The simple truth is that assuming we can’t solve a problem that frustrates us most likely won’t move us towards solving the actual problem that frustrates us.
However, by approaching a problem with the same curiosity of an explorer plotting her course across the Seven Seas, we may just find more than one route to its solution.
Had I approached the obstacle of learning to ride my bike the same way I approached learning to play the recorder in grade school, I never would have ridden my blue Raleigh dirt bike a single mile.
I couldn’t force myself into mastering either bike or recorder by thinking alone, but in retrospect my mindset towards the problem at hand determined the actions I took in each instance.
I was absolutely determined to ride a bike. That determination flowed into the repetitive action of getting on my bike, pumping the pedals, hoping for balance, falling off, skinning my knees and elbows, applying bandages, then getting back on my bike and doing it all over again. In this case, my mindset held that a fall was an invitation to try again. I literally learned to ride my bike by repeatedly failing to ride it.
Whereas, with the recorder my mindset held that I simply couldn’t do it AND that it was a WASTE OF TIME to even TRY. So instead of practicing, I became a master of coming up with reasons not to practice. Then when music class rolled around each week I sounded awful, which I used as proof that I’d never be good at playing the recorder. I was creating my own proof of ineptitude by choosing not to practice. Amazing little system I had going, huh?
To me, it became the absolute truth that I couldn’t play the recorder with any degree of skill.
But how true is that “TRUTH” of mine, really?

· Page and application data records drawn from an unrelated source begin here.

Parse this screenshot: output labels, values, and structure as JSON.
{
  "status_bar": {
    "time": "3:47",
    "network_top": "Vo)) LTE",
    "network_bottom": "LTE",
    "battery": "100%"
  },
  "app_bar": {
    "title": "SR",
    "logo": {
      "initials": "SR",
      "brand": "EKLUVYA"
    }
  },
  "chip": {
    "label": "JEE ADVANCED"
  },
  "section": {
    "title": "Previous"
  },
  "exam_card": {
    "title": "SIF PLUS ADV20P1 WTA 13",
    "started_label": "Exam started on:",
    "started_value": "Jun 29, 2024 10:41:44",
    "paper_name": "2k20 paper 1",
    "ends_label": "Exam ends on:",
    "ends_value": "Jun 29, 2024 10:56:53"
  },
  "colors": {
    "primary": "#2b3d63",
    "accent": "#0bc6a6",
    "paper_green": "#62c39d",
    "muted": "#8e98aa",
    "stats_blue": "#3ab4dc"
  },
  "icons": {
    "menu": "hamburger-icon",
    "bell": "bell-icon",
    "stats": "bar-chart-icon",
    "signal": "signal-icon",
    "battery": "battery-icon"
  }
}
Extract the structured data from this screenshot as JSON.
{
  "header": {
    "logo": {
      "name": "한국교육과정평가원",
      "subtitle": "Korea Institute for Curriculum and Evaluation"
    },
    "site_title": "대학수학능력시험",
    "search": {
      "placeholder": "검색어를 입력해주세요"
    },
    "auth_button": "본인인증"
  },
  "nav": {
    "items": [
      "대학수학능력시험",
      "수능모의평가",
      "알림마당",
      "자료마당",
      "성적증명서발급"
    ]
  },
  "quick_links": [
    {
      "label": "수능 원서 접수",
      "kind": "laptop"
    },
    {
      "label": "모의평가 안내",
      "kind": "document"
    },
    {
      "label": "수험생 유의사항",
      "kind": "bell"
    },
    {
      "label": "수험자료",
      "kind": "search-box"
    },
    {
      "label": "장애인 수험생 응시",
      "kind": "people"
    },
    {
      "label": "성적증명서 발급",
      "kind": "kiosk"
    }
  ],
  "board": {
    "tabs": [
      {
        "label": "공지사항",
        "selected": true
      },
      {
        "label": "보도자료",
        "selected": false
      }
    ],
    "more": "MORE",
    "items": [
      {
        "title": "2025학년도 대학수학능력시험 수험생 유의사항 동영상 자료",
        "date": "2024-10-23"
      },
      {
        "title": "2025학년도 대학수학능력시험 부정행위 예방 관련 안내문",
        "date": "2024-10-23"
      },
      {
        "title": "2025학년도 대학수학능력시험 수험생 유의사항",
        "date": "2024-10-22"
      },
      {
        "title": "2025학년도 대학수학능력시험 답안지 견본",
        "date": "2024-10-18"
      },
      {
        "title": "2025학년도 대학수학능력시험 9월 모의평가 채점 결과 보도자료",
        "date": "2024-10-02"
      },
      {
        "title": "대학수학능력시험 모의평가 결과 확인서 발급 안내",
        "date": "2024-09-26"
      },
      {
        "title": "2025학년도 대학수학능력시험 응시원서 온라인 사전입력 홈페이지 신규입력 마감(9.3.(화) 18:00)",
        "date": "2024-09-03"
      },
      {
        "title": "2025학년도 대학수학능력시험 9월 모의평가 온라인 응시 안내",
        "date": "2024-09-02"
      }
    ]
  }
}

From the vantage point of where I am now, I realize I have no real way of knowing if I could have learned to play the recorder as successfully as I learned to ride a bike.
This realization is far different than saying “I can’t play the recorder.” as if it’s an undeniable truth.
It’s not always fun questioning our own questionable “truths” about ourselves. But it is liberating.
I now have the freedom to choose to take up the recorder again if I want to and that feels pretty darn good. Maybe I’ll try. Most likely not. But now I know I have other truths I deem “undeniable” that could use my reexamination.
How about you?
JASON FREEMAN is a Professional Speaker and the proud owner of a Speech Impediment. He is also the author of “Awkwardly Awesome: Embracing My Imperfect Best” and a Perseverance Coach.
He excites and encourages his audience to break through the barriers of their own limitations using a method he created, called “Doing your Imperfect Best ™”.
His Imperfect TEDx Talk can be viewed here.